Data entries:
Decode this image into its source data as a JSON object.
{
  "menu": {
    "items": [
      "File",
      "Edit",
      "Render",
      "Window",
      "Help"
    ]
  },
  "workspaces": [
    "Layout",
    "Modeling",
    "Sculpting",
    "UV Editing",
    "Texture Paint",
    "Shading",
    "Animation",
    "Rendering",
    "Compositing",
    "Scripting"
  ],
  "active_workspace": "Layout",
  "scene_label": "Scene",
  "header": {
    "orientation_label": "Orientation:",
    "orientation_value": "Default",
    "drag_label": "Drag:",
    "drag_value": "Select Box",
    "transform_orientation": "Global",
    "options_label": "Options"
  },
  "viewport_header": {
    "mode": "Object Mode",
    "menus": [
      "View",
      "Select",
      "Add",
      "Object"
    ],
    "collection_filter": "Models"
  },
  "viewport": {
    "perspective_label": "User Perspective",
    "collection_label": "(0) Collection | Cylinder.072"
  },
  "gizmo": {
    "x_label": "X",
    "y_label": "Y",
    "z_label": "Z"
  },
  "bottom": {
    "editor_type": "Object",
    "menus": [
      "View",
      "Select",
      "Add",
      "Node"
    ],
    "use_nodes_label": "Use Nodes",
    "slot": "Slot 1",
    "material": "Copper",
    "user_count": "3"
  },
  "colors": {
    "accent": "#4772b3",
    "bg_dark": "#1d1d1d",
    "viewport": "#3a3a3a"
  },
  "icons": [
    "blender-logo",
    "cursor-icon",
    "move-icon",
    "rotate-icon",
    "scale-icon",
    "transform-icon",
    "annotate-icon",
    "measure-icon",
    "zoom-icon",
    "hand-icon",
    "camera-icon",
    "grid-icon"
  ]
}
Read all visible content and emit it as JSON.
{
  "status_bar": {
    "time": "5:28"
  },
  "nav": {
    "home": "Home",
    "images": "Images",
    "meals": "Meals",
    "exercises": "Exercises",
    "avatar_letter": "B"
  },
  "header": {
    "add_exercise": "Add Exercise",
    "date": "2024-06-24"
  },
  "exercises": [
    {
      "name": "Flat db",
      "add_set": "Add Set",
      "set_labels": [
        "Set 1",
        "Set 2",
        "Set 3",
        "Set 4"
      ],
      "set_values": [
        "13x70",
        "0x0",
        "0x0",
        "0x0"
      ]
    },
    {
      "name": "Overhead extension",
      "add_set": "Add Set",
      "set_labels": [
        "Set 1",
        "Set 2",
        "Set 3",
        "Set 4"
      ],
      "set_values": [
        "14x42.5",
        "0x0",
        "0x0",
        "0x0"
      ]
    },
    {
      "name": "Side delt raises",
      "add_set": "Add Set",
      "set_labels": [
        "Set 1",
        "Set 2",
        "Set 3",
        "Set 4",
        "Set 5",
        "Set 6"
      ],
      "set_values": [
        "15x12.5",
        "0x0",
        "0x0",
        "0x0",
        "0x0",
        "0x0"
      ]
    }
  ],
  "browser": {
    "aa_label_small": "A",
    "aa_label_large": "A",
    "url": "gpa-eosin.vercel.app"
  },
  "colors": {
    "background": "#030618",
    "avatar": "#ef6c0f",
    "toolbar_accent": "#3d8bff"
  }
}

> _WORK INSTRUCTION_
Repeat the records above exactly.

> _FINISHED EXERCISE_
Decode this image into its source data as a JSON object.
{
  "menu": {
    "items": [
      "File",
      "Edit",
      "Render",
      "Window",
      "Help"
    ]
  },
  "workspaces": [
    "Layout",
    "Modeling",
    "Sculpting",
    "UV Editing",
    "Texture Paint",
    "Shading",
    "Animation",
    "Rendering",
    "Compositing",
    "Scripting"
  ],
  "active_workspace": "Layout",
  "scene_label": "Scene",
  "header": {
    "orientation_label": "Orientation:",
    "orientation_value": "Default",
    "drag_label": "Drag:",
    "drag_value": "Select Box",
    "transform_orientation": "Global",
    "options_label": "Options"
  },
  "viewport_header": {
    "mode": "Object Mode",
    "menus": [
      "View",
      "Select",
      "Add",
      "Object"
    ],
    "collection_filter": "Models"
  },
  "viewport": {
    "perspective_label": "User Perspective",
    "collection_label": "(0) Collection | Cylinder.072"
  },
  "gizmo": {
    "x_label": "X",
    "y_label": "Y",
    "z_label": "Z"
  },
  "bottom": {
    "editor_type": "Object",
    "menus": [
      "View",
      "Select",
      "Add",
      "Node"
    ],
    "use_nodes_label": "Use Nodes",
    "slot": "Slot 1",
    "material": "Copper",
    "user_count": "3"
  },
  "colors": {
    "accent": "#4772b3",
    "bg_dark": "#1d1d1d",
    "viewport": "#3a3a3a"
  },
  "icons": [
    "blender-logo",
    "cursor-icon",
    "move-icon",
    "rotate-icon",
    "scale-icon",
    "transform-icon",
    "annotate-icon",
    "measure-icon",
    "zoom-icon",
    "hand-icon",
    "camera-icon",
    "grid-icon"
  ]
}
Read all visible content and emit it as JSON.
{
  "status_bar": {
    "time": "5:28"
  },
  "nav": {
    "home": "Home",
    "images": "Images",
    "meals": "Meals",
    "exercises": "Exercises",
    "avatar_letter": "B"
  },
  "header": {
    "add_exercise": "Add Exercise",
    "date": "2024-06-24"
  },
  "exercises": [
    {
      "name": "Flat db",
      "add_set": "Add Set",
      "set_labels": [
        "Set 1",
        "Set 2",
        "Set 3",
        "Set 4"
      ],
      "set_values": [
        "13x70",
        "0x0",
        "0x0",
        "0x0"
      ]
    },
    {
      "name": "Overhead extension",
      "add_set": "Add Set",
      "set_labels": [
        "Set 1",
        "Set 2",
        "Set 3",
        "Set 4"
      ],
      "set_values": [
        "14x42.5",
        "0x0",
        "0x0",
        "0x0"
      ]
    },
    {
      "name": "Side delt raises",
      "add_set": "Add Set",
      "set_labels": [
        "Set 1",
        "Set 2",
        "Set 3",
        "Set 4",
        "Set 5",
        "Set 6"
      ],
      "set_values": [
        "15x12.5",
        "0x0",
        "0x0",
        "0x0",
        "0x0",
        "0x0"
      ]
    }
  ],
  "browser": {
    "aa_label_small": "A",
    "aa_label_large": "A",
    "url": "gpa-eosin.vercel.app"
  },
  "colors": {
    "background": "#030618",
    "avatar": "#ef6c0f",
    "toolbar_accent": "#3d8bff"
  }
}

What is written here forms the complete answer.